A: The project is in its 10th year and it is now planned to carry out tests of the Interplanetary Protocols using the Deep Impact spacecraft that launched a probe into Comet Tempel 1 in October 2006. The spacecraft is still operational, and the plan is to upload the Delay Tolerant Networking protocols onto the onboard computer. NASA has given the project permission to test these protocols from Earth. A successful test will qualify the protocol for future deployments on production space missions. We also hope to carry out demonstrations and tests on board the international space station.
Q: Any thoughts on Ray Kurzweil's singularity? I'm not sure if you've seen his essay in the book, but it makes clear he thinks that the machines we build 50 years from now will be ... us. In your estimation, will artificial implants and enhancements have a significant impact on how we think of ourselves in 2058, or will it not be that big of a deal?
A: I continue to worry about the potential to upload ourselves into a silicon analog. I think Kurzweil could be right about the relative intelligence of the computers of the distant future, but a machine intelligence may not be commensurate with instantiation of a biological intelligence within the silicon version. However, I do agree that artificial implants will provide us with supranormal capabilities that are presently inaccessible to most humans today.

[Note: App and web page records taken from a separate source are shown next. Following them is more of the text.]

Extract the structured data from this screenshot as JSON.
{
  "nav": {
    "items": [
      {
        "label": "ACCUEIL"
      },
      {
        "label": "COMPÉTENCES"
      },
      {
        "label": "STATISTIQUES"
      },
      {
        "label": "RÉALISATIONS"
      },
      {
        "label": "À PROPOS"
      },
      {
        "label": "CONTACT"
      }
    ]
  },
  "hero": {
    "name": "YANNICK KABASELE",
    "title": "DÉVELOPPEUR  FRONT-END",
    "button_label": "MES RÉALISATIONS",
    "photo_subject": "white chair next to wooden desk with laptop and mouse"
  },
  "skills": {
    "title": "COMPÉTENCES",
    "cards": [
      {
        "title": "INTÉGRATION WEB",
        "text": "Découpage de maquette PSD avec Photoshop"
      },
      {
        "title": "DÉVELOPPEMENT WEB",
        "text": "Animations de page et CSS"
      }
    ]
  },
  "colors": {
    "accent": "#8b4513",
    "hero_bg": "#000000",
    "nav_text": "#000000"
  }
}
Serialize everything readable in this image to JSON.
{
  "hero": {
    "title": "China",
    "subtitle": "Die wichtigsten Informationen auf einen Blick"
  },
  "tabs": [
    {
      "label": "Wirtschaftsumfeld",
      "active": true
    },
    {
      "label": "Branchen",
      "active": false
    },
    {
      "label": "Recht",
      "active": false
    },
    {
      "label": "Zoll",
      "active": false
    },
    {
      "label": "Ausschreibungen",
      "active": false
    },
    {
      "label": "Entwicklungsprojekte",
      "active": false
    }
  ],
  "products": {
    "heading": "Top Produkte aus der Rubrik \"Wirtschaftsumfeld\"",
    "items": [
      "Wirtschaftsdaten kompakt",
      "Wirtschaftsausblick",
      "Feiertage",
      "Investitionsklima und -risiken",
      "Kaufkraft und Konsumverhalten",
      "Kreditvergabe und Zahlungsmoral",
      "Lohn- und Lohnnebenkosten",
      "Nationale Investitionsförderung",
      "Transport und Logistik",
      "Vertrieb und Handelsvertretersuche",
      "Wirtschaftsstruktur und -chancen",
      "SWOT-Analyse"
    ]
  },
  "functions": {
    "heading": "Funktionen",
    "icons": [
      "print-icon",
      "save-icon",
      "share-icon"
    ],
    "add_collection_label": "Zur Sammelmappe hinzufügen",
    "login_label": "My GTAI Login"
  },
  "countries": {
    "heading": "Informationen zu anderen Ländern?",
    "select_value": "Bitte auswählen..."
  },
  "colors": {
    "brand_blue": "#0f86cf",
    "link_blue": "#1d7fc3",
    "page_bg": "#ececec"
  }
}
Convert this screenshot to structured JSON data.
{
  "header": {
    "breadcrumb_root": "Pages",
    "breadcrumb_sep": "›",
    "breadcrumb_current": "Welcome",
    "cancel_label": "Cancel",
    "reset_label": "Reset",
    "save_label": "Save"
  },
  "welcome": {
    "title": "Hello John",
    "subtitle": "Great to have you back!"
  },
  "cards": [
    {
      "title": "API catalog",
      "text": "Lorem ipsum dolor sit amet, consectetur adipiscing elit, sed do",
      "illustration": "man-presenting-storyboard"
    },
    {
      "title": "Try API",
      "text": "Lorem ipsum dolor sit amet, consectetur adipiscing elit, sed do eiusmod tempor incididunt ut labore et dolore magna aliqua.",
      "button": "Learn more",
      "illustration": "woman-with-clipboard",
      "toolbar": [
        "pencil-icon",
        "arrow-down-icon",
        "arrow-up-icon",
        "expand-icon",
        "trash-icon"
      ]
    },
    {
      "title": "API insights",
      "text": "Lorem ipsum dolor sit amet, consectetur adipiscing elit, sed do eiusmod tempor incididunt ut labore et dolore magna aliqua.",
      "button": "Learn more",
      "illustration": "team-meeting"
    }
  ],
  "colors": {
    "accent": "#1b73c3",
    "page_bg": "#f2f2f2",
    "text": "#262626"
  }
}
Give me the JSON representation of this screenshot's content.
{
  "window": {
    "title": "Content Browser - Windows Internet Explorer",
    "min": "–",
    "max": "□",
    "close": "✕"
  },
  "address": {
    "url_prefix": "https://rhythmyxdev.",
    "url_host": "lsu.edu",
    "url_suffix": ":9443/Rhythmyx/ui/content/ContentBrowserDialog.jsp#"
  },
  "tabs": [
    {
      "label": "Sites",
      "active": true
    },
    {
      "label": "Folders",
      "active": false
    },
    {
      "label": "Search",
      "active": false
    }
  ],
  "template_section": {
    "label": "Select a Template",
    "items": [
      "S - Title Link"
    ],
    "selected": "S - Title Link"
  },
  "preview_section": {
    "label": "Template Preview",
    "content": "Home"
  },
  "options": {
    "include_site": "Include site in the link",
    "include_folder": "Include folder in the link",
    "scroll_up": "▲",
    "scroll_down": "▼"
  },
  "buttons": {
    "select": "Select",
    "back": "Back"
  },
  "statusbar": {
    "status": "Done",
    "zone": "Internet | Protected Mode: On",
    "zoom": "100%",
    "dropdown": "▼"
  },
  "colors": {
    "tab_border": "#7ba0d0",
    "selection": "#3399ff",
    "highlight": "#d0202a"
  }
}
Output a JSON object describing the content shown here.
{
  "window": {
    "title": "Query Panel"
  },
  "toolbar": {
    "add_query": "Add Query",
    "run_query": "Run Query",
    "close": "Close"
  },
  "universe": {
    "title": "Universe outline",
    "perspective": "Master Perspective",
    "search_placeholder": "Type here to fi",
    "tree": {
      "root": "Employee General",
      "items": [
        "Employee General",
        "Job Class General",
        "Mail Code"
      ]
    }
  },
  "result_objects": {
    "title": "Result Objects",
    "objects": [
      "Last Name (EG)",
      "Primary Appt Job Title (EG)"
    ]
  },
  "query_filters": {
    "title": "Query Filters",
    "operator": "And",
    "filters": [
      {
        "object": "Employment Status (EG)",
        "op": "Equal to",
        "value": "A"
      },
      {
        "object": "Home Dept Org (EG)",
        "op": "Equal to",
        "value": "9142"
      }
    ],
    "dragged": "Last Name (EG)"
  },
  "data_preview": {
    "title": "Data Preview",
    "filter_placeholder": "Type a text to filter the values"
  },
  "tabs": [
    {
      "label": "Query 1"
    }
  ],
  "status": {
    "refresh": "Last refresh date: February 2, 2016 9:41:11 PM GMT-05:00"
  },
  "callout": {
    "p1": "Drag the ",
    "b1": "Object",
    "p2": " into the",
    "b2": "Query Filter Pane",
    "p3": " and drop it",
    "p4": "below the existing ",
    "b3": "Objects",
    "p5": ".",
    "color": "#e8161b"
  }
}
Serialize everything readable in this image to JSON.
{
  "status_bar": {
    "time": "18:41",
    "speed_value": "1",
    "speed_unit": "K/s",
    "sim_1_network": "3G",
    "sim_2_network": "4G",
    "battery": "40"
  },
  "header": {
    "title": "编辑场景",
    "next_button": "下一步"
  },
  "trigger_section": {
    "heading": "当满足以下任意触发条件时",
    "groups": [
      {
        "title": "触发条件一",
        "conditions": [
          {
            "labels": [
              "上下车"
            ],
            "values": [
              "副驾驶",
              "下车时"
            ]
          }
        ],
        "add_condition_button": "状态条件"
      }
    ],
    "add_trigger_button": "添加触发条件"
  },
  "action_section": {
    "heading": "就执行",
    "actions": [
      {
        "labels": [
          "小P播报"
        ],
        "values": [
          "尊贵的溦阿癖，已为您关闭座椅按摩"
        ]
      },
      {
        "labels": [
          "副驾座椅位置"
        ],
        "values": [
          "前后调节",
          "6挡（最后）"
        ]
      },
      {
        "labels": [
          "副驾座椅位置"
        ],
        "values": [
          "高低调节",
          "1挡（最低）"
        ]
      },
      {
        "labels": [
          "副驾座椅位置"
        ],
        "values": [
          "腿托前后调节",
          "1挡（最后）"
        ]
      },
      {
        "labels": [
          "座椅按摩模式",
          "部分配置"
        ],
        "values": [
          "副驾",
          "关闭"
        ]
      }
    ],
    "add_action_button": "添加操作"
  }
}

Q: I like the idea that trying to explain the new jobs of the future would be as difficult as trying to explain what a Webmaster does to the man in the 1950s gray flannel suit. Nevertheless, do you have any thoughts on what any of those jobs might be, even in very general terms? (E.g., virtual-worldmaster...)
A: I can imagine people actually working in virtual environments where productive, cooperative work is undertaken, and I think we will find people helping others to take advantage of masses of information that are inaccessible or too vast to process in real time today. With billions of Internet-enabled devices or at least programmable devices on the network, there seems to be ample room for new services that manage these devices to be developed. "Hi, I'm your virtual entertainment manager! What movies would you like to watch next week?"
Q: Do you think imagining the future, as you and your colleagues have done in this book, will help shape that future - or do you see this exercise as merely a fun, readable exercise of the imagination?
A: I think imaginative exercises can have a profound impact on the future - what you can imagine can sometimes turn into something you can figure out how to build. I hope that reading these essays, there will be a few young people who will realize some of the speculative ideas or discover more interesting ones of their own.
An expanded version of this report has been published as a item on .